■ RECORDED DATA ■
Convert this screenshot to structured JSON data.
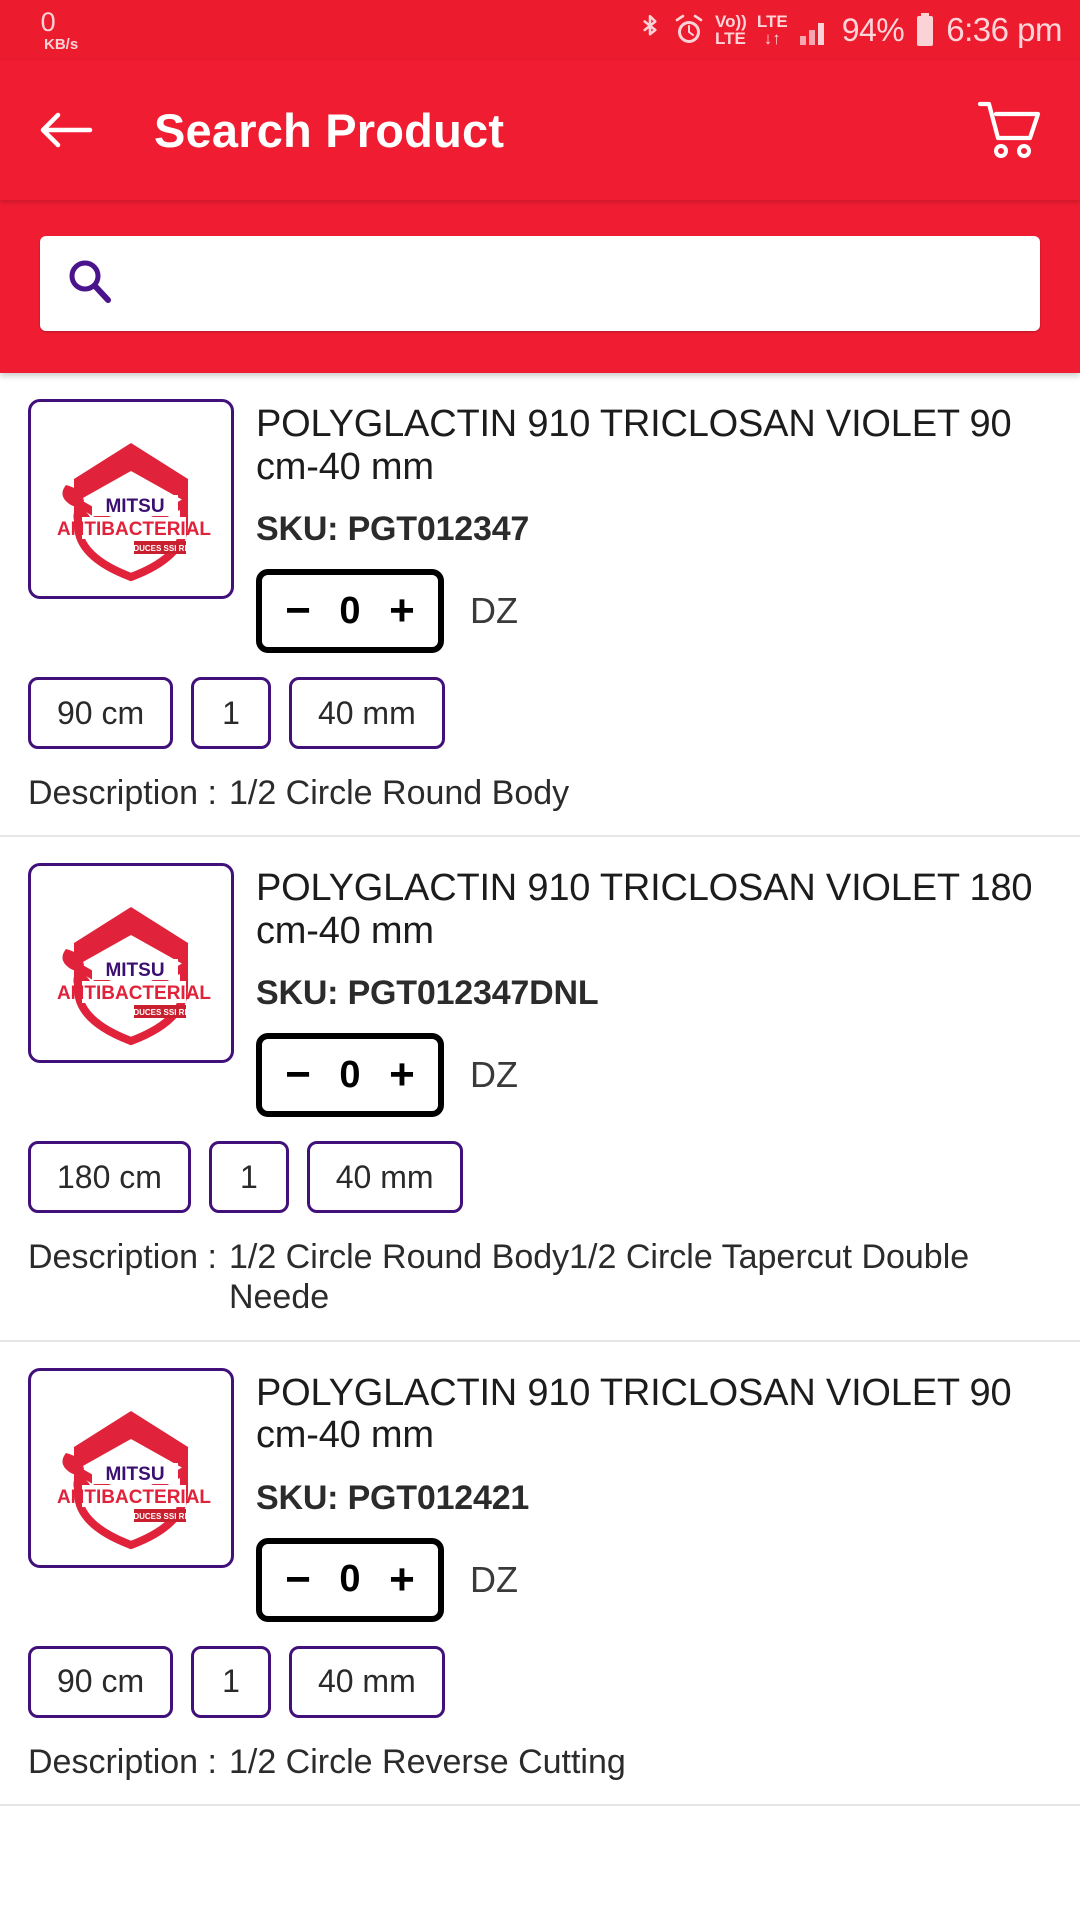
{
  "statusbar": {
    "net_speed_value": "0",
    "net_speed_unit": "KB/s",
    "bluetooth_icon": "bluetooth-icon",
    "alarm_icon": "alarm-icon",
    "volte_top": "Vo))",
    "volte_bottom": "LTE",
    "lte_top": "LTE",
    "lte_bottom": "↓↑",
    "signal_icon": "signal-bars-icon",
    "battery_percent": "94%",
    "battery_icon": "battery-icon",
    "time": "6:36 pm"
  },
  "appbar": {
    "back_icon": "back-arrow-icon",
    "title": "Search Product",
    "cart_icon": "shopping-cart-icon"
  },
  "search": {
    "icon": "search-icon",
    "value": "",
    "placeholder": ""
  },
  "colors": {
    "brand_red": "#f01d32",
    "status_red": "#ed1b2e",
    "accent_purple": "#41107a",
    "stepper_black": "#000000"
  },
  "labels": {
    "sku_label": "SKU:",
    "description_label": "Description :",
    "minus": "−",
    "plus": "+"
  },
  "products": [
    {
      "title": "POLYGLACTIN 910 TRICLOSAN VIOLET 90 cm-40 mm",
      "sku": "PGT012347",
      "quantity": "0",
      "unit": "DZ",
      "chips": [
        "90 cm",
        "1",
        "40 mm"
      ],
      "description": "1/2 Circle Round Body",
      "thumb_brand_top": "MITSU",
      "thumb_brand_main": "ANTIBACTERIAL",
      "thumb_brand_sub": "REDUCES SSI RISK"
    },
    {
      "title": "POLYGLACTIN 910 TRICLOSAN VIOLET 180 cm-40 mm",
      "sku": "PGT012347DNL",
      "quantity": "0",
      "unit": "DZ",
      "chips": [
        "180 cm",
        "1",
        "40 mm"
      ],
      "description": "1/2 Circle Round Body1/2 Circle Tapercut Double Neede",
      "thumb_brand_top": "MITSU",
      "thumb_brand_main": "ANTIBACTERIAL",
      "thumb_brand_sub": "REDUCES SSI RISK"
    },
    {
      "title": "POLYGLACTIN 910 TRICLOSAN VIOLET 90 cm-40 mm",
      "sku": "PGT012421",
      "quantity": "0",
      "unit": "DZ",
      "chips": [
        "90 cm",
        "1",
        "40 mm"
      ],
      "description": "1/2 Circle Reverse Cutting",
      "thumb_brand_top": "MITSU",
      "thumb_brand_main": "ANTIBACTERIAL",
      "thumb_brand_sub": "REDUCES SSI RISK"
    }
  ]
}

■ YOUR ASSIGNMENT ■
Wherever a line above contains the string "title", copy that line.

■ SOLVED EXERCISE ■
    "title": "Search Product",
      "title": "POLYGLACTIN 910 TRICLOSAN VIOLET 90 cm-40 mm",
      "title": "POLYGLACTIN 910 TRICLOSAN VIOLET 180 cm-40 mm",
      "title": "POLYGLACTIN 910 TRICLOSAN VIOLET 90 cm-40 mm",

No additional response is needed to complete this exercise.